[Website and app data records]
⁂

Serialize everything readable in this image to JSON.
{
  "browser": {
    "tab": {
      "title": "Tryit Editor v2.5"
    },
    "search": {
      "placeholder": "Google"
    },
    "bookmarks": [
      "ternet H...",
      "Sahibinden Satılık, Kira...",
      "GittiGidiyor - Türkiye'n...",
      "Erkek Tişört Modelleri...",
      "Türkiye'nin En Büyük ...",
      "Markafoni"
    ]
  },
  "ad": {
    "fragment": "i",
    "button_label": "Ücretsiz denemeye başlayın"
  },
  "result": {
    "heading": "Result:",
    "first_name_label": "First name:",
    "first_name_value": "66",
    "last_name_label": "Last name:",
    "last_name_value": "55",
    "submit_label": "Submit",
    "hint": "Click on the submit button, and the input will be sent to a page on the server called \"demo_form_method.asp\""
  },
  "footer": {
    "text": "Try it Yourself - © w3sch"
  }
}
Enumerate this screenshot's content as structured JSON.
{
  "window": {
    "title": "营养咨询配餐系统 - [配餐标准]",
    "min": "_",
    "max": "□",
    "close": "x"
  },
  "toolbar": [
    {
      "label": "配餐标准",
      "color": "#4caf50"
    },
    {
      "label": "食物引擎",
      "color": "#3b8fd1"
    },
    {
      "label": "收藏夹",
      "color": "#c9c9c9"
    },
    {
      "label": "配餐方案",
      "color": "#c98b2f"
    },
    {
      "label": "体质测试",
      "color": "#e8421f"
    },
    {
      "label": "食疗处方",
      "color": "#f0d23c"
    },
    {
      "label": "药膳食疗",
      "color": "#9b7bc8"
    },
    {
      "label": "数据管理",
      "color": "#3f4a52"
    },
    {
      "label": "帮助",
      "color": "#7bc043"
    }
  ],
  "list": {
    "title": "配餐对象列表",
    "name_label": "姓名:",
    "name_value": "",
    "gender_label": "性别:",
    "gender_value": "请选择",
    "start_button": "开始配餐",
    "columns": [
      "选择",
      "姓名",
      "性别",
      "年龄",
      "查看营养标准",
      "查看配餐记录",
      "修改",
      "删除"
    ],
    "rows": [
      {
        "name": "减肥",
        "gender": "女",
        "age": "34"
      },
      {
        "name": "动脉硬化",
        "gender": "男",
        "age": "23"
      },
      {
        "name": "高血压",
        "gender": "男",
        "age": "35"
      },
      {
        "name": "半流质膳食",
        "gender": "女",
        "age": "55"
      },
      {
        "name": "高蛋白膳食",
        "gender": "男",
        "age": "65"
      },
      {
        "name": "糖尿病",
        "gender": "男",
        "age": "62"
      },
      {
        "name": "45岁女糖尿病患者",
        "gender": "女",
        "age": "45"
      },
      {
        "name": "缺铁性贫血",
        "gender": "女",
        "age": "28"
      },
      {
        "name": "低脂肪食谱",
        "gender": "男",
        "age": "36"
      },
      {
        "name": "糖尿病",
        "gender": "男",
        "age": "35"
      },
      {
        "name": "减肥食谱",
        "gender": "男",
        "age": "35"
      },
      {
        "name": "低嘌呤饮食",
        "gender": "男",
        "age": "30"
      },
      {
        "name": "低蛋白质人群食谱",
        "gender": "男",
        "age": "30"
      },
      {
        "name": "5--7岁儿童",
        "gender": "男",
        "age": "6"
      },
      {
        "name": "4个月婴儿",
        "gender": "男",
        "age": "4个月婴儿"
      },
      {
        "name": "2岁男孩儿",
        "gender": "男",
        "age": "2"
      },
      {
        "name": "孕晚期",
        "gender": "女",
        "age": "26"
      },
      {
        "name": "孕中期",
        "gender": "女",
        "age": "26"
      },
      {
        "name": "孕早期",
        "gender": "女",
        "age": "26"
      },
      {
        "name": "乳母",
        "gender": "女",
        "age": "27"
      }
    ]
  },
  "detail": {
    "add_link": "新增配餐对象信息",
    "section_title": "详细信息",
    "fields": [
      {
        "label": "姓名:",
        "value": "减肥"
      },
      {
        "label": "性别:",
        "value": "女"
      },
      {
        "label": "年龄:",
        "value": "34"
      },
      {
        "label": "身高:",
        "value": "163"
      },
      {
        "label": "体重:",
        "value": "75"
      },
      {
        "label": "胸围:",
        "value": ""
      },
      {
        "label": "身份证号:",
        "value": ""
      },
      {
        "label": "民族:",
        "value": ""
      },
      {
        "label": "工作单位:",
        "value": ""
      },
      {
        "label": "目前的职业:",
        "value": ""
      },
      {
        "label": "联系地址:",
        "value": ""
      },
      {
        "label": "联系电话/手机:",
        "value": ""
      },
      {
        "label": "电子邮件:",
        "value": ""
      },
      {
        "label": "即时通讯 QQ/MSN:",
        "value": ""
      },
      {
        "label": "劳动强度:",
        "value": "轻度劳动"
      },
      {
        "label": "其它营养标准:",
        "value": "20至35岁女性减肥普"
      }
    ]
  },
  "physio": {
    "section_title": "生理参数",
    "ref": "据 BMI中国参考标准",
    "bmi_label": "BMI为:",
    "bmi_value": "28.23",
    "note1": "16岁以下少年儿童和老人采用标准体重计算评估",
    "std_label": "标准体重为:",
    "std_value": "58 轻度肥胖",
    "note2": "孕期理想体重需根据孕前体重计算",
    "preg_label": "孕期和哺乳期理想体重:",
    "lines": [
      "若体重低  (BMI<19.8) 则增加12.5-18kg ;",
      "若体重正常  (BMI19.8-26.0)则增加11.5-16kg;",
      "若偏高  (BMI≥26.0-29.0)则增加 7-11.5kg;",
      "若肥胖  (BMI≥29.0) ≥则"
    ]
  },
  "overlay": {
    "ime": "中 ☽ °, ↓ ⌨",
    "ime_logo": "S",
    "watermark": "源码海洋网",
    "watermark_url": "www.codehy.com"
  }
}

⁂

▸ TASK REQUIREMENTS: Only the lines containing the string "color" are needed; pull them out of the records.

▸ RESULT:
      "color": "#4caf50"
      "color": "#3b8fd1"
      "color": "#c9c9c9"
      "color": "#c98b2f"
      "color": "#e8421f"
      "color": "#f0d23c"
      "color": "#9b7bc8"
      "color": "#3f4a52"
      "color": "#7bc043"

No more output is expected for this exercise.